Rebuilding life in a foreign culture brings about a new set of challenges for survivors. Like many other recent immigrants, genocide survivors face language and cultural adjustment challenges and struggle with the dilemma of total assimilation and preservation of their own cultural heritage which is too often the root cause of tensions between family and or other community members.
The second generation and child survivors in particular face additional challenges due to the absence of or presence of fragmented memories about their lives before, during, and after the genocide. Some of them also suffer from secondary trauma, identity confusion, and a disconnection from cultural heritage.
GSSN addresses these challenges by creating opportunities for survivors to socialize and reconnect with their cultural heritage. The gatherings also help younger survivors fill the gaps that may already exist in their memories of the genocide and life before the genocide.
Moreover, social gatherings allow survivors to openly express their feelings about the legacy of the genocide through expressive art and group discussions.

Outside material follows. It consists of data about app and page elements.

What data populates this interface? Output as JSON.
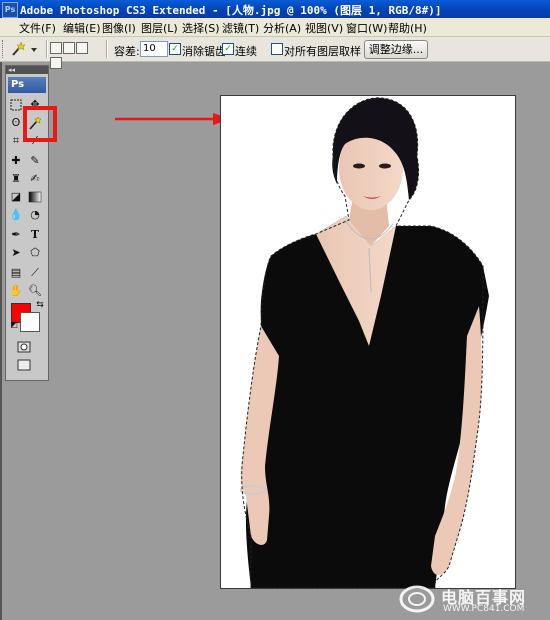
{
  "window": {
    "title": "Adobe Photoshop CS3 Extended - [人物.jpg @ 100% (图层 1, RGB/8#)]",
    "app_icon": "Ps"
  },
  "menu": [
    {
      "label": "文件(F)"
    },
    {
      "label": "编辑(E)"
    },
    {
      "label": "图像(I)"
    },
    {
      "label": "图层(L)"
    },
    {
      "label": "选择(S)"
    },
    {
      "label": "滤镜(T)"
    },
    {
      "label": "分析(A)"
    },
    {
      "label": "视图(V)"
    },
    {
      "label": "窗口(W)"
    },
    {
      "label": "帮助(H)"
    }
  ],
  "options": {
    "tolerance_label": "容差:",
    "tolerance_value": "10",
    "antialias_label": "消除锯齿",
    "antialias_checked": true,
    "contiguous_label": "连续",
    "contiguous_checked": true,
    "sample_all_label": "对所有图层取样",
    "sample_all_checked": false,
    "refine_edge_label": "调整边缘..."
  },
  "toolbox": {
    "header": "◂◂",
    "logo": "Ps",
    "active_tool": "magic-wand",
    "foreground_color": "#ff0000",
    "background_color": "#ffffff"
  },
  "annotation": {
    "highlight_color": "#e81818",
    "arrow_color": "#e81818"
  },
  "watermark": {
    "name": "电脑百事网",
    "url": "WWW.PC841.COM"
  }
}
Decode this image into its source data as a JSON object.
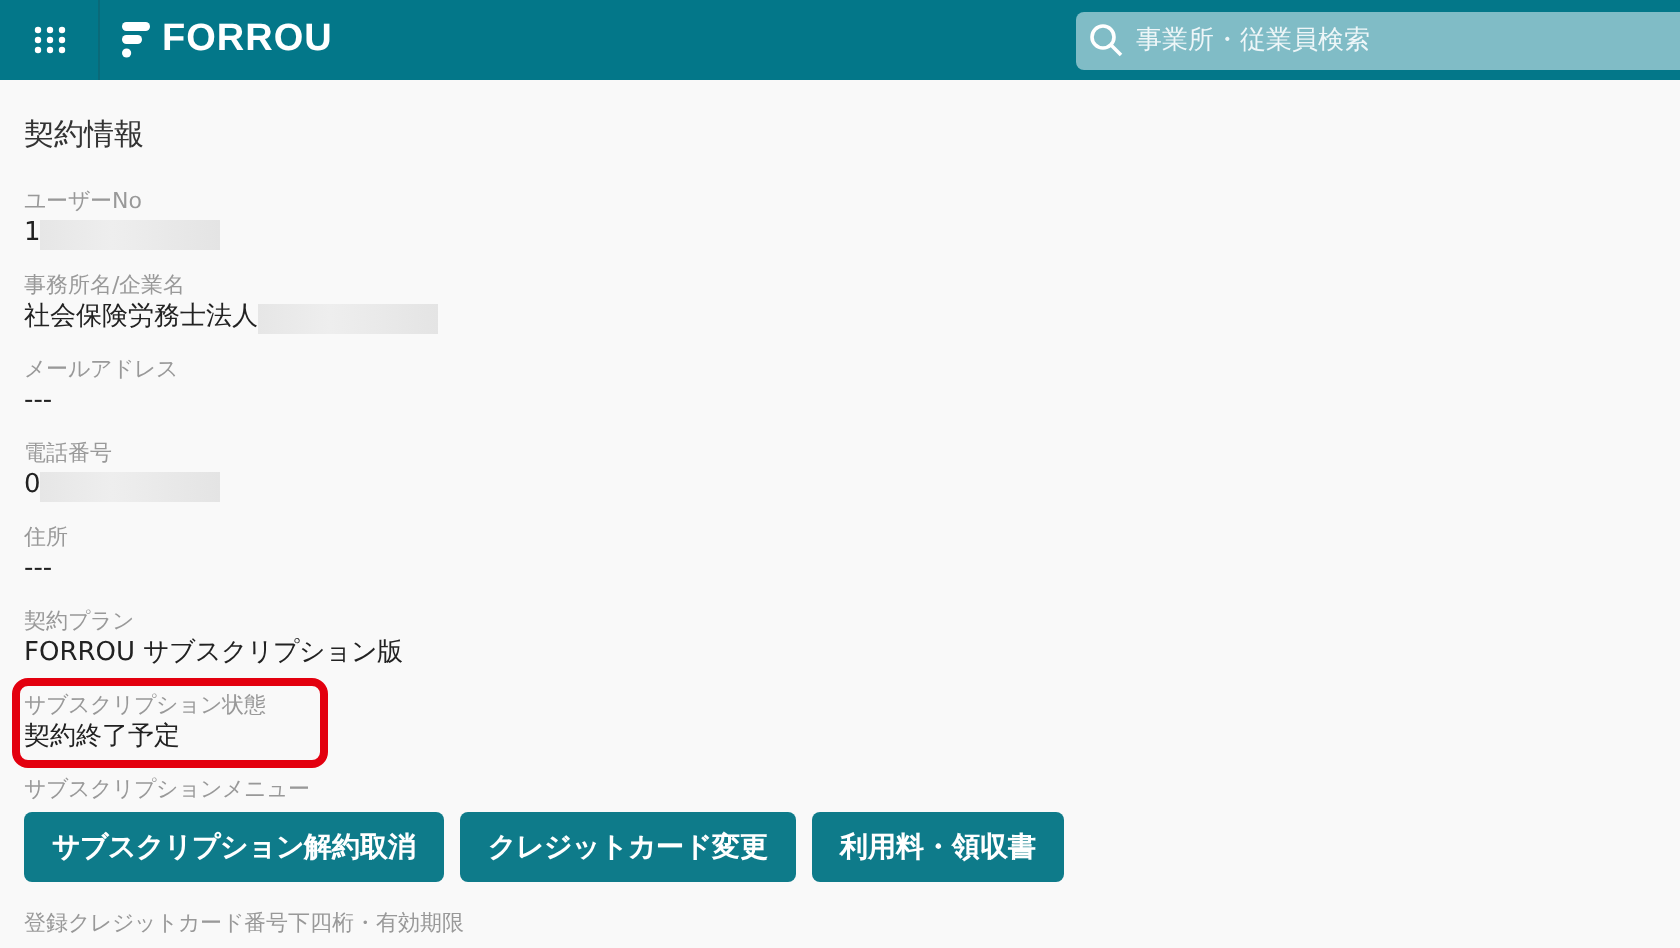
{
  "header": {
    "logo": "FORROU",
    "search": {
      "placeholder": "事業所・従業員検索"
    }
  },
  "title": "契約情報",
  "fields": [
    {
      "kind": "text",
      "label": "ユーザーNo",
      "value": "1",
      "redacted": true
    },
    {
      "kind": "text",
      "label": "事務所名/企業名",
      "value": "社会保険労務士法人",
      "redacted": true
    },
    {
      "kind": "text",
      "label": "メールアドレス",
      "value": "---"
    },
    {
      "kind": "text",
      "label": "電話番号",
      "value": "0",
      "redacted": true
    },
    {
      "kind": "text",
      "label": "住所",
      "value": "---"
    },
    {
      "kind": "text",
      "label": "契約プラン",
      "value": "FORROU サブスクリプション版"
    },
    {
      "kind": "text",
      "label": "サブスクリプション状態",
      "value": "契約終了予定",
      "highlighted": true
    },
    {
      "kind": "buttons",
      "label": "サブスクリプションメニュー",
      "buttons": [
        "サブスクリプション解約取消",
        "クレジットカード変更",
        "利用料・領収書"
      ]
    },
    {
      "kind": "text",
      "label": "登録クレジットカード番号下四桁・有効期限"
    }
  ]
}
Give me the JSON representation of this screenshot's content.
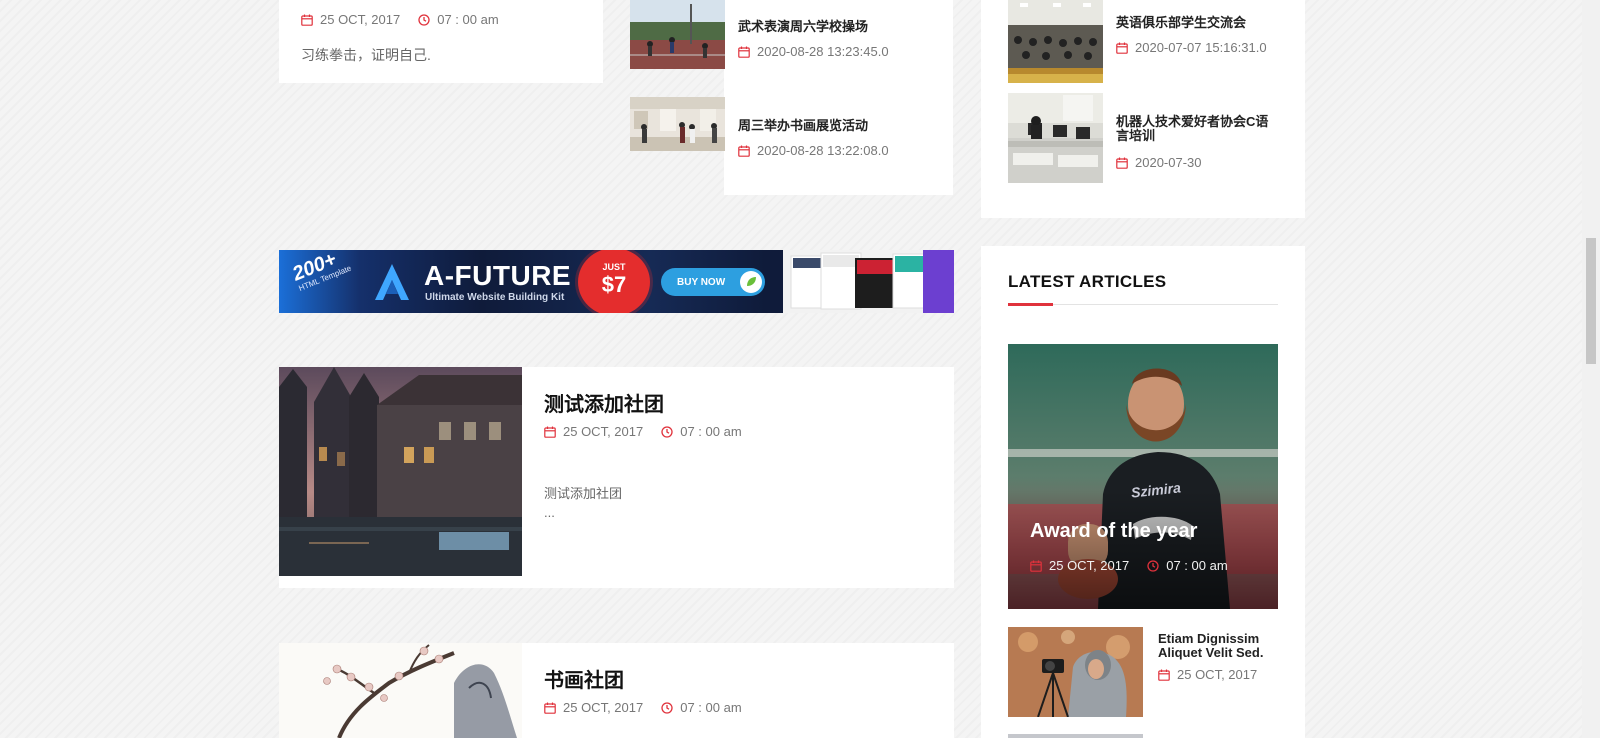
{
  "colors": {
    "accent": "#e0323c",
    "heading": "#111111",
    "meta": "#777777",
    "banner_bg": "#0f1b3a",
    "banner_badge": "#e42d2d",
    "banner_btn": "#2d9fe0"
  },
  "icons": {
    "date": "calendar-icon",
    "time": "clock-icon"
  },
  "top_card": {
    "date": "25 OCT, 2017",
    "time": "07 : 00 am",
    "excerpt": "习练拳击，证明自己."
  },
  "mid_list": [
    {
      "title": "武术表演周六学校操场",
      "date": "2020-08-28 13:23:45.0"
    },
    {
      "title": "周三举办书画展览活动",
      "date": "2020-08-28 13:22:08.0"
    }
  ],
  "right_list": [
    {
      "title": "英语俱乐部学生交流会",
      "date": "2020-07-07 15:16:31.0"
    },
    {
      "title": "机器人技术爱好者协会C语言培训",
      "date": "2020-07-30"
    }
  ],
  "banner": {
    "count": "200+",
    "subtitle_tag": "HTML Template",
    "brand": "A-FUTURE",
    "tagline": "Ultimate Website Building Kit",
    "price_prefix": "JUST",
    "price": "$7",
    "button": "BUY NOW"
  },
  "posts": [
    {
      "title": "测试添加社团",
      "date": "25 OCT, 2017",
      "time": "07 : 00 am",
      "excerpt": "测试添加社团",
      "more": "..."
    },
    {
      "title": "书画社团",
      "date": "25 OCT, 2017",
      "time": "07 : 00 am"
    }
  ],
  "latest": {
    "heading": "LATEST ARTICLES",
    "featured": {
      "title": "Award of the year",
      "date": "25 OCT, 2017",
      "time": "07 : 00 am",
      "jersey": "Szimira"
    },
    "items": [
      {
        "title": "Etiam Dignissim Aliquet Velit Sed.",
        "date": "25 OCT, 2017"
      }
    ]
  }
}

Participants also meet new friends and get a chance to practice their mother tongue Kinyarwanda.
Copyright 2013. Genocide Survivors Support Network. All rights reserved.